There will be a total Solar Eclipse Tuesday July 2nd in Chile and Argentina. The Exploratorium in San Francisco will cover the eclipse live from Cerro Tololo Observatory in Chile at Exploratorium.edu/eclipse. The next total eclipse in North America will take place in April, 2024. Aphelion: Earth will reach its greatest distance from the sun this year on Independence Day July 4 at 4pm. 94,507,880 miles vs 91,403,180 miles on January 3 this year. Last week, data from atmospheric sampling on Curiosity indicated a methane outgassing of biblical proportions on Mars, the largest ever detected; 21 parts per billion...three times larger than the last seen burp. While it's exciting to find extraterrestrial organic compounds, and tempting to jump to a biochemical process of origin, Mars is covered with the right rocks, trace water and heat for a non-organic geochemical accounting for this observation. Whereas there is no evidence whatsoever of the current existence or past existence of life on Mars that could be responsible for a metabolic biochemical process of methane production.
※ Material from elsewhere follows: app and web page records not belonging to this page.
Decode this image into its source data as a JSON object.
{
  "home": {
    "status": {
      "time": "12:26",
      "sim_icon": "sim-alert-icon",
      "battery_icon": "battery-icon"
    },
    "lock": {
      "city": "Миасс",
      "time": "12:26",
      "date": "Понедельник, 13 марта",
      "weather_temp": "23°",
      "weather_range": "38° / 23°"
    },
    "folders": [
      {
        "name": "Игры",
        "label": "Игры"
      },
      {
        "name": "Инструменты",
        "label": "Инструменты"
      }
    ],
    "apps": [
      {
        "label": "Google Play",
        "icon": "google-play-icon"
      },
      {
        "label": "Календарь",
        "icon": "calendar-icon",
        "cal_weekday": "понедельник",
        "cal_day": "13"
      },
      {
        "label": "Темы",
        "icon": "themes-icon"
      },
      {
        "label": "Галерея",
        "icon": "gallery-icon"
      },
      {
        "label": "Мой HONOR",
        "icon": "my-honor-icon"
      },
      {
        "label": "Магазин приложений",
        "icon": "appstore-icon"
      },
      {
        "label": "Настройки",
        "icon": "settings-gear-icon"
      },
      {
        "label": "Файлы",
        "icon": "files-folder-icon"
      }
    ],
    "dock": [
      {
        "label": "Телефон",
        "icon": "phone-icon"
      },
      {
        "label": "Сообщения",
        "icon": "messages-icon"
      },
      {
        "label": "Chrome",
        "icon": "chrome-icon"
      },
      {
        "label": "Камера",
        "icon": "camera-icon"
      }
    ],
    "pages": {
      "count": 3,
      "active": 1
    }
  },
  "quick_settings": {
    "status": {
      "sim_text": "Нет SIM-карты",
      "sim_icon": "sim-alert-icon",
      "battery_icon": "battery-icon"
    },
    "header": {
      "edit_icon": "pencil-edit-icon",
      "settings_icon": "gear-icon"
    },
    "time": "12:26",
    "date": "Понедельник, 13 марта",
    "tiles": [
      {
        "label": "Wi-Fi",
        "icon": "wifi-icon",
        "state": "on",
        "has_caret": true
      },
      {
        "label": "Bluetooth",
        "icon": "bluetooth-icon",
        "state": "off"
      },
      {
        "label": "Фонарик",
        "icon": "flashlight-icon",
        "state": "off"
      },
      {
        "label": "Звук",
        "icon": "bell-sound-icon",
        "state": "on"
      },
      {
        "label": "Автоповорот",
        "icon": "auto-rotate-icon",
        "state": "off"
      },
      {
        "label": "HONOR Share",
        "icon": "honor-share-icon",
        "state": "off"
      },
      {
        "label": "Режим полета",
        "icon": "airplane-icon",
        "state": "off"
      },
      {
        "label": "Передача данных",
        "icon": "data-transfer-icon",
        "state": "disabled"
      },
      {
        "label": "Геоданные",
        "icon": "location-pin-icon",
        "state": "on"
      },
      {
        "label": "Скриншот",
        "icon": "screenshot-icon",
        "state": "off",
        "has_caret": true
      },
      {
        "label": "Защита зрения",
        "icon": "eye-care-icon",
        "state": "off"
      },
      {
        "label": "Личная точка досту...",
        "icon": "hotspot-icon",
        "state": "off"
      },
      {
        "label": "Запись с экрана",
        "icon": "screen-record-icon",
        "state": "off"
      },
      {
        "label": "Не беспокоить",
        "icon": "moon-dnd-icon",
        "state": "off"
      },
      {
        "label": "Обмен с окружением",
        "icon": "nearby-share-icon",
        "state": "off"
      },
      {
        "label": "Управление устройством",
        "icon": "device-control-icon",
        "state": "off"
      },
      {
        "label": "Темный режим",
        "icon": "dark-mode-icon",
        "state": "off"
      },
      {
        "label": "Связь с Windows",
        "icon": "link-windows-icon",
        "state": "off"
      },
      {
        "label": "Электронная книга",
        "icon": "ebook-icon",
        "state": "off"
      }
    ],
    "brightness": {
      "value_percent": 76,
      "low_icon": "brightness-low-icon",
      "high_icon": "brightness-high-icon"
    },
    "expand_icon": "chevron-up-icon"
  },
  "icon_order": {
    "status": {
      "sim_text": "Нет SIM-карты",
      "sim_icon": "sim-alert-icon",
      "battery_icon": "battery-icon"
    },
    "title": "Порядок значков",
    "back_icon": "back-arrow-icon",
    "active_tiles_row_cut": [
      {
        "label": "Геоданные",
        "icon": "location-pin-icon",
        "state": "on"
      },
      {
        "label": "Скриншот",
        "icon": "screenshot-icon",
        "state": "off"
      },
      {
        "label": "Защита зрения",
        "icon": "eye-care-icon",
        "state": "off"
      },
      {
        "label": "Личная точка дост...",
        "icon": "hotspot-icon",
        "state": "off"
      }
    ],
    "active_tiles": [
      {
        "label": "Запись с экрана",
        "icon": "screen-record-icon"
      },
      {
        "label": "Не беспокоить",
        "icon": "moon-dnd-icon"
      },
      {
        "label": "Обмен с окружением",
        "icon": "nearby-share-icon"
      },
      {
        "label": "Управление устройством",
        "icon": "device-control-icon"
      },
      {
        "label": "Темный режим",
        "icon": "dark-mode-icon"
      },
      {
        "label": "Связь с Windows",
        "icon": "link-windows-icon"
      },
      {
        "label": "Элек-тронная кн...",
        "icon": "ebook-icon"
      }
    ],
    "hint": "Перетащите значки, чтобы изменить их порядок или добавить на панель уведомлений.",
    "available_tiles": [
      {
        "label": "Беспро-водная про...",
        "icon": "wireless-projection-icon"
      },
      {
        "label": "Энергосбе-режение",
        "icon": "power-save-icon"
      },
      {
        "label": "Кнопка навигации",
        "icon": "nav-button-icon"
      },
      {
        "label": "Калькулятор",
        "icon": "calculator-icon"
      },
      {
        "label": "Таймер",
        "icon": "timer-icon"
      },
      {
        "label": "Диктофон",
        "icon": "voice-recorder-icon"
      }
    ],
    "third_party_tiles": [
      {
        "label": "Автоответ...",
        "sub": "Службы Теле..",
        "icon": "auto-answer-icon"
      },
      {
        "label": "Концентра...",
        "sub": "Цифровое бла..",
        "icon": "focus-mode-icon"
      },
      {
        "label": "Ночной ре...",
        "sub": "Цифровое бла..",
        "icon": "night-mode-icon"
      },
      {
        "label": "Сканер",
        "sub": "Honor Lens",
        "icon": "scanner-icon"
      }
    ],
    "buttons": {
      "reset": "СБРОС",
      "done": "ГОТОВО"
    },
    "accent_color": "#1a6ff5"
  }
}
"The Apollo Chronicles" by regional producer Rotfeld Productions premieres at The Franklin Institute next week at Night Skies Observatory (Tuesday, June 11). All four episodes, which reveal a new understanding of just how NASA's Apollo program came to be, will be featured at the Franklin Institute this month and next month leading up to the anniversary day itself (launched 7/16/69 – landed on the surface of the moon 7/20/69 – returned to Earth 7/24/69. On Tuesday the producers will share their journey of creation telling us their stories of how they acquired the unbelievable footage and interviews with flight engineers, flight controllers, politicians, and the astronauts themselves. In anticipation of a return to the moon; three commercial services begin providing lunar lander services to NASA through The Commercial Lunar Services Program. They will ferry up to 23 NASA provided payloads to three different locations where they'll conduct science investigations and demonstrate advances technologies in preparation for our return to the moon now proposed for 2024. In this case, NASA is a customer receiving service from a commercial provider. Missions are currently scheduled to begin dropping on the moon as early as September 2020 and all are expected to be completed by 2021. This Thursday makes the 16th year since solar system spacecraft Pioneer 10 left the solar system. Launched in 1972, it was the first spacecraft to reach the planet Jupiter. Last heard from in 2003, it's currently 11 billion miles out and headed toward Taurus, where in 90,000 years, it'll pass closer to a star (just under a light year) than any of the other four interstellar spacecraft will fly in the next few million